Fake charity scammers will steal by posing as a genuine charity, either in person or online.  Scams can cost individuals a lot, but they also divert funds and donations away from legitimate causes and charities.

In 2018-19, the federal government's Scamwatch received 996 reports of fake charity scams.  More than $300,000 was lost.

Telephone scams were reported 394 times, emails 169 and in-person 146.  Those contacted on the internet suffered the highest losses, totalling more than $105,000.

To avoid scams, donors should:

  • Avoid clicking on unknown links or providing payment details over the phone when approached to make a donation
  • Never send money or give personal information, credit-card details and online account details to anyone you don't know or trust
  • If you are approached by a street collector, ask to see their identification.  If you have any doubts about who they are, do not pay
  • If you are approached in person, ask the collector for details about the charity such as its full name, address and how the proceeds will be used.  If they become defensive and cannot answer your questions, close the door or walk away, and
  • Search the ACNC Charity Register at to determine if an organisation is legitimate.

 If you have been the victim of a scam or you are suspicious about a request to donate, report it to Scamwatch.  Reporting a scam helps the Australian Consumer & Competition Commission to monitor trends and disrupt scams.  It also helps in warning others.

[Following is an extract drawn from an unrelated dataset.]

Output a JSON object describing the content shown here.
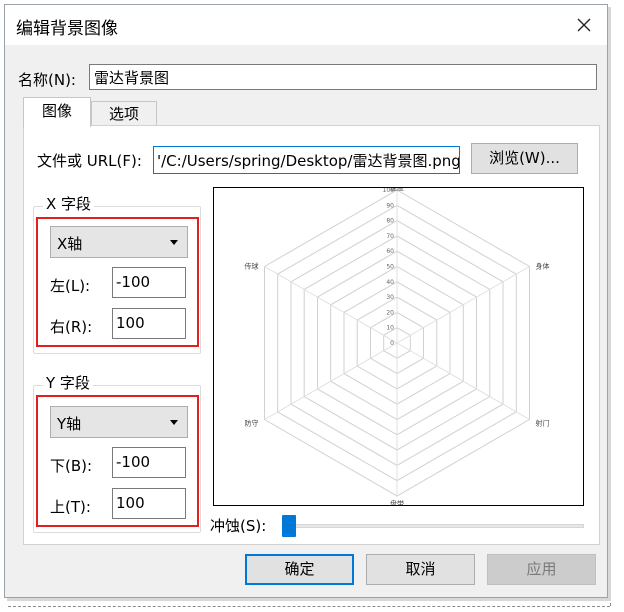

For more information about scam activity or to report a scam, visit